The Ministry of Information and Broadcasting issued a statement on April 2 proposing to strip journalists circulating “fake news” of their government accreditation, an important identity card needed to report official events and have access to key ministries and offices.
Indian journalists criticised the move, which they saw as another attempt to curb the freedom of press ahead of the crucial 2019 general elections.
India has slipped several notches on the freedom of press index, with those in power openly calling journalists “news traders” or “presstitutes”. In 2017 alone, two journalists were killed, there was a raid on a recognised media house and a defamation case slapped on a prominent digital platform known for its critical reporting on the government.
In its latest report, Reporters Without Borders, which listed India as slipping three places to 136th in World Press Freedom Index, highlighted concerns that Hindu nationalists were “trying to purge all manifestations of anti-national thought”.
Following Modi’s directive, Information and Broadcasting Minister Smriti Irani tweeted that the matter of fake news should be within the purview of the Press Council of India.

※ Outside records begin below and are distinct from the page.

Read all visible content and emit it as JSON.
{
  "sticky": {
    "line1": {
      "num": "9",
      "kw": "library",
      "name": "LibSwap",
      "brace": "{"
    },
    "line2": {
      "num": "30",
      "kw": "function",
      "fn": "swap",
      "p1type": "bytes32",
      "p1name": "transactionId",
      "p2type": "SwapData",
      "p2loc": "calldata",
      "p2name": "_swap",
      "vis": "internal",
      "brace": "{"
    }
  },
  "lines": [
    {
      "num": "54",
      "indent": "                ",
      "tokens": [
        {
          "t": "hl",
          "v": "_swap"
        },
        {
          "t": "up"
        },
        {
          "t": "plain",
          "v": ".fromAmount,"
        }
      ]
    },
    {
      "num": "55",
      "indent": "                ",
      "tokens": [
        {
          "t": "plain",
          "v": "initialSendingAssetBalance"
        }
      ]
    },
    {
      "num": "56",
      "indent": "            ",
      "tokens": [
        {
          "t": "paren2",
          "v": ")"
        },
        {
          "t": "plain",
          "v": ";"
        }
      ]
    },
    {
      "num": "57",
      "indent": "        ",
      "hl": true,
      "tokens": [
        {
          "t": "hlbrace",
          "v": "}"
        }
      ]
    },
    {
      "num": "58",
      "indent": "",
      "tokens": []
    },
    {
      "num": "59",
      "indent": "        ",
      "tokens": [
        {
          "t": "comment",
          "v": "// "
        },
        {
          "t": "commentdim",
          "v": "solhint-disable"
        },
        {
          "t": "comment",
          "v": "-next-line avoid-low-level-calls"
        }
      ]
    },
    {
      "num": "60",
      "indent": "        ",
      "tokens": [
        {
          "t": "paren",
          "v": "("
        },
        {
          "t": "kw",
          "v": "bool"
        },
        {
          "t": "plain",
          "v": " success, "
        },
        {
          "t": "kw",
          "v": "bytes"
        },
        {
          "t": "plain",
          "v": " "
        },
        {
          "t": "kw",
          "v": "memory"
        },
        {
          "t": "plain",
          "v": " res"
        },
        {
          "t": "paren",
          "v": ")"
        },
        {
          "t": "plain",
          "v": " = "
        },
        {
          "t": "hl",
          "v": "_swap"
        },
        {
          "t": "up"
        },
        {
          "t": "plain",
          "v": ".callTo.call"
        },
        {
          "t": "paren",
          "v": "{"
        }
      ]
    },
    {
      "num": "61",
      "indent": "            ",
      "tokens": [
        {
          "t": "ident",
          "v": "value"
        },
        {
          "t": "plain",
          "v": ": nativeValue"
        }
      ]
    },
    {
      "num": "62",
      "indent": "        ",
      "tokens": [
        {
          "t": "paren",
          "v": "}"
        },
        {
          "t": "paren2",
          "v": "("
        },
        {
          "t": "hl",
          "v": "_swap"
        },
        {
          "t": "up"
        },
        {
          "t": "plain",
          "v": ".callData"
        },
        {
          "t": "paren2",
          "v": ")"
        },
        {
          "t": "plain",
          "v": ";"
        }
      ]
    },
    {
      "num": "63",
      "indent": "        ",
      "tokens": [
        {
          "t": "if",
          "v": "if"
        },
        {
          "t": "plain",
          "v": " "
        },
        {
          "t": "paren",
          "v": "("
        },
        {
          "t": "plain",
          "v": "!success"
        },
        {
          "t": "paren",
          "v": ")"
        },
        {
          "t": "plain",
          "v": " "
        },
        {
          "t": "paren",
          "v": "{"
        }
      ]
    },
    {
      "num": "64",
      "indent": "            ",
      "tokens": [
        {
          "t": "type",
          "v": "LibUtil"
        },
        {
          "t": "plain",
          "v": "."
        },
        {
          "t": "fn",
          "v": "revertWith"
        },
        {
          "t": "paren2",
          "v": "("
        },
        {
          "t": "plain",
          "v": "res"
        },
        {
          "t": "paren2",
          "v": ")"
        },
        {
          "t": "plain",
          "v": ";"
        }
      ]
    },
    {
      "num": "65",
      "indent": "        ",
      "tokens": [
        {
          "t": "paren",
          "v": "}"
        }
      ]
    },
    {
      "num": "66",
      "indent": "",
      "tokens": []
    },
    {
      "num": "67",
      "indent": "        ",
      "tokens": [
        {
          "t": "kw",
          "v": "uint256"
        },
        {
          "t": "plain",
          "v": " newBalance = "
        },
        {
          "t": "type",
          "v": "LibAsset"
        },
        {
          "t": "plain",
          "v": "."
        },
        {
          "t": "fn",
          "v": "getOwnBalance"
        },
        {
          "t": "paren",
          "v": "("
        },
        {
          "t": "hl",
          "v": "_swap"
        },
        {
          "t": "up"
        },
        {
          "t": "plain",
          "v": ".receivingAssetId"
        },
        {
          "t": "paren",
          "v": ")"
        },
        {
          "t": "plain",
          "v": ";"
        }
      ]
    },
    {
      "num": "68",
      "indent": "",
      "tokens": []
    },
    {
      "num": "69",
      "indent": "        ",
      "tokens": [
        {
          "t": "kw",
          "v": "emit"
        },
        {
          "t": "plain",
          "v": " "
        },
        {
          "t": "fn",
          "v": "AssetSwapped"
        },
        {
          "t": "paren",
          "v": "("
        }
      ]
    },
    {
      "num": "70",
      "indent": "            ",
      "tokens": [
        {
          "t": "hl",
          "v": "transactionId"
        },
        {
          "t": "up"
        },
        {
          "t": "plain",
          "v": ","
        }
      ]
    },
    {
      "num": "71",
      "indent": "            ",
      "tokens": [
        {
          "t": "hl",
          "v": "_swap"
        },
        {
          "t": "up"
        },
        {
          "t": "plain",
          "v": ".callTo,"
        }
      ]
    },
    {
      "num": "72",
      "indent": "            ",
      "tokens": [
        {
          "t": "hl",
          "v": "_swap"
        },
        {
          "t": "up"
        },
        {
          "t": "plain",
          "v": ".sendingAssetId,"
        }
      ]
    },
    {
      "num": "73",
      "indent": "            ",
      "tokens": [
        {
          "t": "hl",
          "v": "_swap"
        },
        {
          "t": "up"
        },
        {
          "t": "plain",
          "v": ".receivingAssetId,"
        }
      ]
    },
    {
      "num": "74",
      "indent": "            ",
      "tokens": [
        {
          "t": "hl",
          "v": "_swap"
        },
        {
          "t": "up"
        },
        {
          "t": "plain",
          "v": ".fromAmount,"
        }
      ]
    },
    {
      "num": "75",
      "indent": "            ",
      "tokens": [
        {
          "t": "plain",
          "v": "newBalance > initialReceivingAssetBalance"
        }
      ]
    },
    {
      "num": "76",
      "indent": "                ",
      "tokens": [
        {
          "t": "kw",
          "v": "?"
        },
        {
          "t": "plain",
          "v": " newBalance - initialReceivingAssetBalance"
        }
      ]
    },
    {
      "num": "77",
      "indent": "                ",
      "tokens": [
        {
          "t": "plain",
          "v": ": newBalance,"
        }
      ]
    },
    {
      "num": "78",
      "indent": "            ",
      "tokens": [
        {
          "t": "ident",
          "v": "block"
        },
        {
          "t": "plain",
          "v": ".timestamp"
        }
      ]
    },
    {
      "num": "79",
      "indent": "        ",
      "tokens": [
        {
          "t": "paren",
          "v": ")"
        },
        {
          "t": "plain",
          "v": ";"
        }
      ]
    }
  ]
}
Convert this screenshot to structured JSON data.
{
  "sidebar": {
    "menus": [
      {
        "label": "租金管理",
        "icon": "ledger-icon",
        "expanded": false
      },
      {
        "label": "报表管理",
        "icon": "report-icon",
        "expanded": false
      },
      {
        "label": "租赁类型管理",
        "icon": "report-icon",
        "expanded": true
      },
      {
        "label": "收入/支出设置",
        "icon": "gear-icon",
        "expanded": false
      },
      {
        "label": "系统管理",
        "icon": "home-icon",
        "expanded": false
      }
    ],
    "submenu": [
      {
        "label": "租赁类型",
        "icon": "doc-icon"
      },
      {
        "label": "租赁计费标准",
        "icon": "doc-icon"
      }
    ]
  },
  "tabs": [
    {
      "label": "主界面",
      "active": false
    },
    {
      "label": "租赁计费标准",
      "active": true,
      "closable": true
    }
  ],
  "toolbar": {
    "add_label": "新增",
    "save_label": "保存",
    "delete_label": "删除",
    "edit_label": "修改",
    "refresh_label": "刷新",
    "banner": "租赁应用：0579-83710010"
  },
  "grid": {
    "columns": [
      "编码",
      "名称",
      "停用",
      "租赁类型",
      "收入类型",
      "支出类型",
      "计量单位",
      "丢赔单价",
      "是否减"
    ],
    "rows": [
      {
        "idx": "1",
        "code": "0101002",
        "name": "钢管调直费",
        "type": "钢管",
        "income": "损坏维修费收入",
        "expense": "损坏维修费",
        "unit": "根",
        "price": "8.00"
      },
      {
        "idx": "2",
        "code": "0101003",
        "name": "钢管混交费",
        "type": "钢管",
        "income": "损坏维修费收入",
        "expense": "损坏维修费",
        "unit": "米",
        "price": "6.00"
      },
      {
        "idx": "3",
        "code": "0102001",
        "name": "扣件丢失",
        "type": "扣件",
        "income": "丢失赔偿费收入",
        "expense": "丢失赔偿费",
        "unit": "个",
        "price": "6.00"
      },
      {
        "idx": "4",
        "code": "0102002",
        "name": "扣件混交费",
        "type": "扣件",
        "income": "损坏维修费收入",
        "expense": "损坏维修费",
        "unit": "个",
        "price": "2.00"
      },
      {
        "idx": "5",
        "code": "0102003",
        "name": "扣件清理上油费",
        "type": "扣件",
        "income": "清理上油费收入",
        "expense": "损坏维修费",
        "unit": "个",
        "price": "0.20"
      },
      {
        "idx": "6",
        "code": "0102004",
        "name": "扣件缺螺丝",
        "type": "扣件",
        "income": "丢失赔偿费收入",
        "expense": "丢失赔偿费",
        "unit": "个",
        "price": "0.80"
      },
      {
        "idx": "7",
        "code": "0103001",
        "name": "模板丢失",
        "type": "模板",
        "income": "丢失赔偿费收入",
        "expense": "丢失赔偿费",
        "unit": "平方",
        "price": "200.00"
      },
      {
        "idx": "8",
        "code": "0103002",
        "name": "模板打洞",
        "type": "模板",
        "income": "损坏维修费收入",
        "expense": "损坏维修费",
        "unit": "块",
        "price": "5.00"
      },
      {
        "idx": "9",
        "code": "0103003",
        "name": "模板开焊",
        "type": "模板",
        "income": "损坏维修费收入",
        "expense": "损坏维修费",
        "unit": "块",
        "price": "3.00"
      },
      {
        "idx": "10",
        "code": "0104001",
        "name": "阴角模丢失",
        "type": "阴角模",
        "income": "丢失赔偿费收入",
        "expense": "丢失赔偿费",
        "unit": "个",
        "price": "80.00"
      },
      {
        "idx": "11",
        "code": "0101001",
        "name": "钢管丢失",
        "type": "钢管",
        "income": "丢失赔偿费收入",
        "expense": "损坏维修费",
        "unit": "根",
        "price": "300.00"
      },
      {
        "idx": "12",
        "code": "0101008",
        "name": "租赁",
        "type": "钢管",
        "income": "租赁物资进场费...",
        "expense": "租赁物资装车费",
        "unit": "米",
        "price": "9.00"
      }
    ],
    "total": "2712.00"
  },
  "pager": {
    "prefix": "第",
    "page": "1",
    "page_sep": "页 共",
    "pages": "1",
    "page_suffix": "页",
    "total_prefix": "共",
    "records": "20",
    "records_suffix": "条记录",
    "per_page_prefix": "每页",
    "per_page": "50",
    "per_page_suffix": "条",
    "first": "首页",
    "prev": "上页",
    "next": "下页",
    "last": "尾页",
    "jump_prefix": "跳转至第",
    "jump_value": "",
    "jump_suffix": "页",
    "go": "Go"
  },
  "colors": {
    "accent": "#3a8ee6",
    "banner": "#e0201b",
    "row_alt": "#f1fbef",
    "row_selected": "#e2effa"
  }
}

Barely 24 hours earlier, she had announced in a statement that the government would cancel the accreditation of journalists who peddled “fake news”.
“PIB (Press Information Bureau) Accreditation Guidelines asking Press Council of India & News Broadcasters Association to define & act against ‘fake news’ have generated debate. Several journalists & organisations have reached out giving positive suggestions regarding the same,” Irani tweeted.
The Indian Express cited sources as saying that the Prime Minister’s Office was “not consulted” and was unaware of Irani’s directive until it became public. Many see this as a snub for Irani.
Many pointed out the measures outlined by Irani gave virtually no scope to journalists to defend themselves against allegations of peddling fake news.
Veteran journalist Shekhar Gupta opposed the muzzling of the media in a tweet, “Make no mistake: this is a breathtaking assault on mainstream media. It’s a moment like Rajiv Gandhi’s anti-defamation bill. All media shd bury their differences and resist this.”
The Press Club of India, Indian Women’s Press Corps, Press Association and the Federation of Press Clubs of India issued statements welcoming the withdrawal of the order. “There is ample scope for introspection and reform of journalistic practices; yet, a government fiat restraining the fourth pillar of our democracy is not the solution,” it said.